What the task asks:
Extract every line from the records below that contains the word "html".

=== Recorded information ===

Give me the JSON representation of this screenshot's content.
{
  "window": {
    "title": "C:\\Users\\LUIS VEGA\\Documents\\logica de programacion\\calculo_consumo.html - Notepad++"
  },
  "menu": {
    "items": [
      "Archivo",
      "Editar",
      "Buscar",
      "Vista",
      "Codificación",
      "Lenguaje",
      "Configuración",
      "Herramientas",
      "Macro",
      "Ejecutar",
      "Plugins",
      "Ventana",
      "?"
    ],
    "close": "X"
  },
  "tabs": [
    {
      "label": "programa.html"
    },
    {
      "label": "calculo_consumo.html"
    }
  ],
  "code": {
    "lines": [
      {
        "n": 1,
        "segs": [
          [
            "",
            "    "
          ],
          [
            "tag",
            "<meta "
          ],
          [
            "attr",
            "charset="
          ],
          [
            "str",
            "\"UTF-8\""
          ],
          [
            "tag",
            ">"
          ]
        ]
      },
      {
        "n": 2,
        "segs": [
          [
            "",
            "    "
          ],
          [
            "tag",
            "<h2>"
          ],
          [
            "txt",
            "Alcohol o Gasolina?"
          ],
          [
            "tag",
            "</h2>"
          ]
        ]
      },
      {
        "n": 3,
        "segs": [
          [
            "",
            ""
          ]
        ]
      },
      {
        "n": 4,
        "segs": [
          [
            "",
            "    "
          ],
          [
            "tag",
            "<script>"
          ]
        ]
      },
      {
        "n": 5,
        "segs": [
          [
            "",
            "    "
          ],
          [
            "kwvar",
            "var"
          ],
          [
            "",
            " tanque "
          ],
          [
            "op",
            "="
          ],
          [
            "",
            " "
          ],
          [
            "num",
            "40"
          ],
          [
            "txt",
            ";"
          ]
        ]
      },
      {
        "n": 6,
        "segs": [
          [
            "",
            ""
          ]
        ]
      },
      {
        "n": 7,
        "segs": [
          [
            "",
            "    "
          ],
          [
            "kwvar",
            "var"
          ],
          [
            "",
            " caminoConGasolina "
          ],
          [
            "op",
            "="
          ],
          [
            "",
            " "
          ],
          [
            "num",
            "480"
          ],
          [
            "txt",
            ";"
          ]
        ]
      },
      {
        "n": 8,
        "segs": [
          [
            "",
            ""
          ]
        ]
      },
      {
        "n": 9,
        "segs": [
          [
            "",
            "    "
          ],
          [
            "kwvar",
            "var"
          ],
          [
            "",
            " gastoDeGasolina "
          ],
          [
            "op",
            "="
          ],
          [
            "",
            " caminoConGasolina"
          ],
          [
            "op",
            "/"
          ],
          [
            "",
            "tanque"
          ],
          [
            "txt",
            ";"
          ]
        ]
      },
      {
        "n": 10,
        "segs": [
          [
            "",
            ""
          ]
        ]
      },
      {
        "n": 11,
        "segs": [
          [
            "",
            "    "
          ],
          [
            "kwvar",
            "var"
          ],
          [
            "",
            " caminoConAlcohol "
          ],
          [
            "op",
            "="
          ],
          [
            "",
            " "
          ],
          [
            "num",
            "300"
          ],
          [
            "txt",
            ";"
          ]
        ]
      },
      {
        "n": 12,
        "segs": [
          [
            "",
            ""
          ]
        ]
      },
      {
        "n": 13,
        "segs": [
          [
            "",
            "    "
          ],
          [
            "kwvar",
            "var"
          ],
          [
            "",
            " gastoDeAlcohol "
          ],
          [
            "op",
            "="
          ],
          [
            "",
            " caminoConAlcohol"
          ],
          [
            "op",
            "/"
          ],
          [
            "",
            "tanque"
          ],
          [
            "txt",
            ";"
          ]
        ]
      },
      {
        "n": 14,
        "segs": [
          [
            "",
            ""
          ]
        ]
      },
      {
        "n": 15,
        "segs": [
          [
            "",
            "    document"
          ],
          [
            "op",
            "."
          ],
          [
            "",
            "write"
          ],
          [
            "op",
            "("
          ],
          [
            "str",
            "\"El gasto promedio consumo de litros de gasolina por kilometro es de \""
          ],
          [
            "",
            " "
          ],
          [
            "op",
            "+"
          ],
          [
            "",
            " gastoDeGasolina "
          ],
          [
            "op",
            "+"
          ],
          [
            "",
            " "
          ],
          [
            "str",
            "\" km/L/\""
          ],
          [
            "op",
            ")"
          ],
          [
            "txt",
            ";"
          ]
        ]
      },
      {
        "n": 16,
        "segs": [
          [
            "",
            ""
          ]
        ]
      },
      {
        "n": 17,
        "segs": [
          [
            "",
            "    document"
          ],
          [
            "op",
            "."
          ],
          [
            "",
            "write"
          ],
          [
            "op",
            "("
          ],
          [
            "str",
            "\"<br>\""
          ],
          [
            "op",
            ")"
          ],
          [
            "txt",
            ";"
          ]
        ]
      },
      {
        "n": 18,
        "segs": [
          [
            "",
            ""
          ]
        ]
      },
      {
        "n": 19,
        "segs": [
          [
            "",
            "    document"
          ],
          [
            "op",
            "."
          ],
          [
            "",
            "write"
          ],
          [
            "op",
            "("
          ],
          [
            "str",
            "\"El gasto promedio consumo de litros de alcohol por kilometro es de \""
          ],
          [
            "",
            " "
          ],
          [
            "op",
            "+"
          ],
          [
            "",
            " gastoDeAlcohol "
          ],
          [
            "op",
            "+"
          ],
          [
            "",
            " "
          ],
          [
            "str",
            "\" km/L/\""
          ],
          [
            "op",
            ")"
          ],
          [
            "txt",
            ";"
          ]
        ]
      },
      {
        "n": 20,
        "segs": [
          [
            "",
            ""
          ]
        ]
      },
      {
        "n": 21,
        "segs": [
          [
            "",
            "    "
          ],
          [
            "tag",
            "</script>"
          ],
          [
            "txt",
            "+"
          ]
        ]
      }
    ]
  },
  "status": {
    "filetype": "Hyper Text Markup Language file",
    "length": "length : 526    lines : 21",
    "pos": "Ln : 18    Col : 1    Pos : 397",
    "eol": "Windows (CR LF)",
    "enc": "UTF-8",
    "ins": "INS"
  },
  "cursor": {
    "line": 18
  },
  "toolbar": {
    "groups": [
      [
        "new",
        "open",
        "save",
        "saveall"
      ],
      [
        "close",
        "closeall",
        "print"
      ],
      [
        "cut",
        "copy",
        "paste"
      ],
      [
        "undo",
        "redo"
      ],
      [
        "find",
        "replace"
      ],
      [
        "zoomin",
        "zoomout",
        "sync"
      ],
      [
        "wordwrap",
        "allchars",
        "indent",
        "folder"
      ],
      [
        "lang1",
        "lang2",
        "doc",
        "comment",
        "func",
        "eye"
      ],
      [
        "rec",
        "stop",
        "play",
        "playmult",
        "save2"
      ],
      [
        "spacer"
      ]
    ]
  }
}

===

Answer for the task:
    "title": "C:\\Users\\LUIS VEGA\\Documents\\logica de programacion\\calculo_consumo.html - Notepad++"
      "label": "programa.html"
      "label": "calculo_consumo.html"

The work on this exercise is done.